Today the hosepipe bans comes in for parts of eastern and southern England.  Yes, it is snowing or raining in many parts of the UK and it is doubtful that anyone will be reaching for their hose this weekend, but the ban is a symptom that we just have not had the right amount of rain.

While not all of us are covered by the ban, we all have a role to play in both responding to the drought and in taking the necessary steps of minimising the impact of future droughts.

Yesterday, I outlined some of the things that we are doing to respond to the drought and manage water for wildlife on our reserves.

Today, I want to offer those simple things we can do in our own lives and what government and water companies should do.

There are some simple things that we can do to reduce the water we use in their home and garden which will help to protect rivers and wetlands.

We can...

...take short showers rather than baths 
...use water butts and used water from washing up bowls and basins to water gardens and house plants and water in the evening to reduce loss from evapo-transpiration
...only use washing machines and dishwashers when you have a full load
...comply with hose-pipe ban restrictions and please don’t use hose-pipes or sprinklers in the garden or to clean your car your water company for water efficient shower heads, water butts and shower timers.
...use drought-resistant plants in the garden and use ample compost and mulch to retain soil moisture
...if you’re buying new bathrooms or ‘white goods’ go for the most water efficient kit available  (which will also save energy of course)

[I have to say that this was a little painful to write as I do like baths, but I am determined to shake the habit.]

We can also help garden wildlife by...

...considering leaving some water (from your butt) for birds to drink and bathe.
...maintaining an area of mud to help freshly arriving migrant birds like swallows and martins gather material for their nests.

And it is worth remembering that our heathlands are very dry at the moment (70 acres of Ashdown Forest burnt just 2 weeks ago) so please also please take care whilst out and about in the countryside. Threatened species like the nightjar and the Dartford warbler, and rare reptiles like the sand lizard and the smooth snake, are exceptionally vulnerable to the risk of fire.

While the RSPB is urging the public to play its role in helping our river and wetland wildlife through this drought, we are also working with the government and its agencies to help make sure that we and our environment can cope better with future droughts.

We want...

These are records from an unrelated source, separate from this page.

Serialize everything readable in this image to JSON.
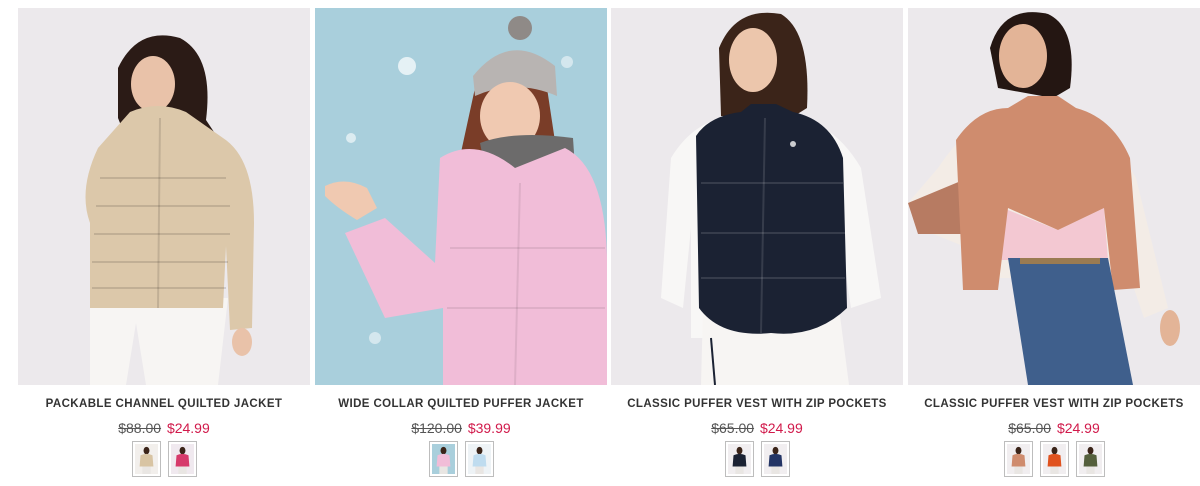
{
  "products": [
    {
      "title": "PACKABLE CHANNEL QUILTED JACKET",
      "old_price": "$88.00",
      "sale_price": "$24.99",
      "photo": {
        "background": "#ece9ec",
        "garment": "#dcc8aa",
        "pants": "#f7f5f3"
      },
      "swatches": [
        {
          "background": "#f2efec",
          "garment": "#d8c4a3"
        },
        {
          "background": "#f0e9ef",
          "garment": "#d63a6b"
        }
      ]
    },
    {
      "title": "WIDE COLLAR QUILTED PUFFER JACKET",
      "old_price": "$120.00",
      "sale_price": "$39.99",
      "photo": {
        "background": "#a9cfdc",
        "garment": "#f1bdd8",
        "pants": "#f4ede6"
      },
      "swatches": [
        {
          "background": "#a9cfdc",
          "garment": "#f1bdd8"
        },
        {
          "background": "#eef3f6",
          "garment": "#bfdcef"
        }
      ]
    },
    {
      "title": "CLASSIC PUFFER VEST WITH ZIP POCKETS",
      "old_price": "$65.00",
      "sale_price": "$24.99",
      "photo": {
        "background": "#ece9ec",
        "garment": "#1b2233",
        "pants": "#f7f5f3"
      },
      "swatches": [
        {
          "background": "#f1eef0",
          "garment": "#1b2233"
        },
        {
          "background": "#f1eef0",
          "garment": "#243565"
        }
      ]
    },
    {
      "title": "CLASSIC PUFFER VEST WITH ZIP POCKETS",
      "old_price": "$65.00",
      "sale_price": "$24.99",
      "photo": {
        "background": "#ece9ec",
        "garment": "#cf8c6e",
        "pants": "#3f5f8c"
      },
      "swatches": [
        {
          "background": "#f1eef0",
          "garment": "#cf8c6e"
        },
        {
          "background": "#f1eef0",
          "garment": "#e0521e"
        },
        {
          "background": "#f1eef0",
          "garment": "#55603d"
        }
      ]
    }
  ]
}
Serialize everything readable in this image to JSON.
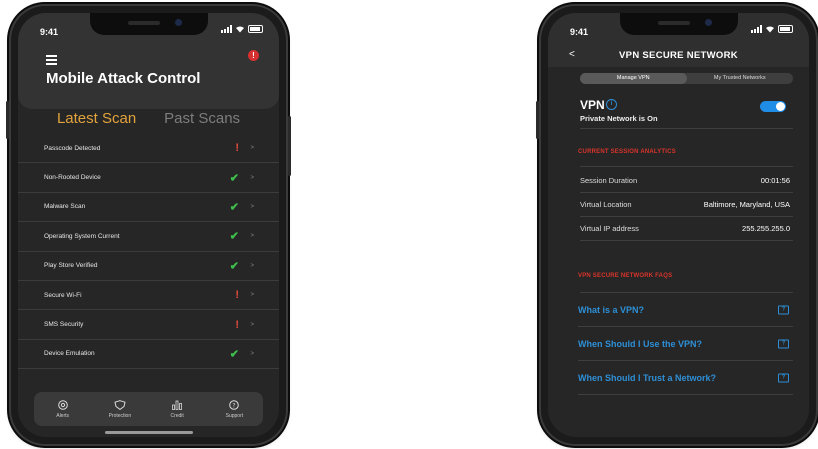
{
  "colors": {
    "accent_orange": "#e3a33c",
    "warning_red": "#e24b3c",
    "ok_green": "#3fbf4c",
    "link_blue": "#2e8fd6",
    "section_red": "#d9342b",
    "toggle_blue": "#1f8ce6"
  },
  "left_phone": {
    "status_bar": {
      "time": "9:41"
    },
    "header": {
      "title": "Mobile Attack Control",
      "alert_badge": "!"
    },
    "tabs": [
      {
        "label": "Latest Scan",
        "active": true
      },
      {
        "label": "Past Scans",
        "active": false
      }
    ],
    "scan_items": [
      {
        "label": "Passcode Detected",
        "status": "warning",
        "status_glyph": "!",
        "chevron": ">"
      },
      {
        "label": "Non-Rooted Device",
        "status": "ok",
        "status_glyph": "✔",
        "chevron": ">"
      },
      {
        "label": "Malware Scan",
        "status": "ok",
        "status_glyph": "✔",
        "chevron": ">"
      },
      {
        "label": "Operating System Current",
        "status": "ok",
        "status_glyph": "✔",
        "chevron": ">"
      },
      {
        "label": "Play Store Verified",
        "status": "ok",
        "status_glyph": "✔",
        "chevron": ">"
      },
      {
        "label": "Secure Wi-Fi",
        "status": "warning",
        "status_glyph": "!",
        "chevron": ">"
      },
      {
        "label": "SMS Security",
        "status": "warning",
        "status_glyph": "!",
        "chevron": ">"
      },
      {
        "label": "Device Emulation",
        "status": "ok",
        "status_glyph": "✔",
        "chevron": ">"
      }
    ],
    "tabbar": [
      {
        "label": "Alerts",
        "icon": "eye-icon"
      },
      {
        "label": "Protection",
        "icon": "shield-icon"
      },
      {
        "label": "Credit",
        "icon": "bar-chart-icon"
      },
      {
        "label": "Support",
        "icon": "question-circle-icon"
      }
    ]
  },
  "right_phone": {
    "status_bar": {
      "time": "9:41"
    },
    "header": {
      "back_glyph": "<",
      "title": "VPN SECURE NETWORK"
    },
    "segments": [
      {
        "label": "Manage VPN",
        "active": true
      },
      {
        "label": "My Trusted Networks",
        "active": false
      }
    ],
    "vpn": {
      "label": "VPN",
      "info_glyph": "i",
      "status": "Private Network is On",
      "enabled": true
    },
    "analytics": {
      "heading": "CURRENT SESSION ANALYTICS",
      "rows": [
        {
          "key": "Session Duration",
          "value": "00:01:56"
        },
        {
          "key": "Virtual Location",
          "value": "Baltimore, Maryland, USA"
        },
        {
          "key": "Virtual IP address",
          "value": "255.255.255.0"
        }
      ]
    },
    "faqs": {
      "heading": "VPN SECURE NETWORK FAQS",
      "icon_glyph": "?",
      "items": [
        {
          "label": "What is a VPN?"
        },
        {
          "label": "When Should I Use the VPN?"
        },
        {
          "label": "When Should I Trust a Network?"
        }
      ]
    }
  }
}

...more investment in the next water industry business plan period (2015-2020) to renew our mains infrastructure to help drive wasteful leakage down (leakage in the drought areas has flatlined since the last drought as most companies are at their so-called economic level of leakage despite environmental risks and social concern which hinders drought management). 
...action to stop water company abstractions that threaten our most important rivers and wetlands even when there is no drought.
...far greater efforts made to make our society water efficient and to painlessly cut consumption levels from 160 litres per head per day toward 100 litres per head per day.

We will also be continuing our efforts to change the way we manage water in the countryside to retain more water in the landscape, to help protect and enhance  our precious aquifers and to reduce the waste of land drainage. We think that habitat repair and creation have an important role in protecting our groundwater sources of water from pollution while also helping to prolong the period of recharge (Soil Moisture Deficits are made worse by intensive agricultural activities above aquifers).

So we (including me) can all do our bit and step up for nature in times of drought.

What about you? Are you doing your bit?

It would be great to hear your views.

P.S. I am off to Wales next week for a short break before our Members' Weekend in York.  We may or may not have some guest blogs lined up for you next week.  I'm not sure yet!  In any case, have a great Easter weekend.

  • Yes i will be doing my bit on the lines suggested. Just to answer the point about air travel and ecotourism, it is important to consider the numbers surrounding this issue. As I understand air travel and shipping contribute about 10% of global CO2 emissions (power generation is the largest at about 65%). Of that 10%, a very small proportion must be due to eco tourists as against business, commercial and general holiday flights. I think it is fair to say that many of the national and wildlife parks overseas would not exist if they did not generate an income from eco tourists. So while I agree, flying is not eco friendly, flying for the purpose of eco tourism supporting poorer countries with much need foriegn exchange and hence supporting their wildlife, has to be on balance, in my view, beneficial for wildlife. Plus, the actual CO2 numbers generated by this activity in the general order of CO2 emissions is extremely small.

  • There are three water butts behind our rented house ( the landlord did nt put them there) and we shower mostly or always share a bath.... there's a brick in the cistern; we grow most of our own food on an allotment; work is 3 miles away and I moved to be close. The bath is drained to water the polly tunnel.

    Met Office states that climate change brings more extreme weather events; two very cold winters and now a very dry spell; all probably due to high pressures ie blocking events that stop the normal flow of westerlies. This down to CC influence on position jet stream ? how long will this last ?

    Given our fairly high individual carbon useage in UK (related to income most useage in income brackets over 40 g (2nd car plus 2nd home etc)) it is high time that we reaped what have we sown ! Why should Africa have all the grief ? Incidentally California is very dry too and if it continues will pose fundamental questions re our industrialised society which is H2O intense. (View from the bottom from this urban peasant who subsists on less than 11 g)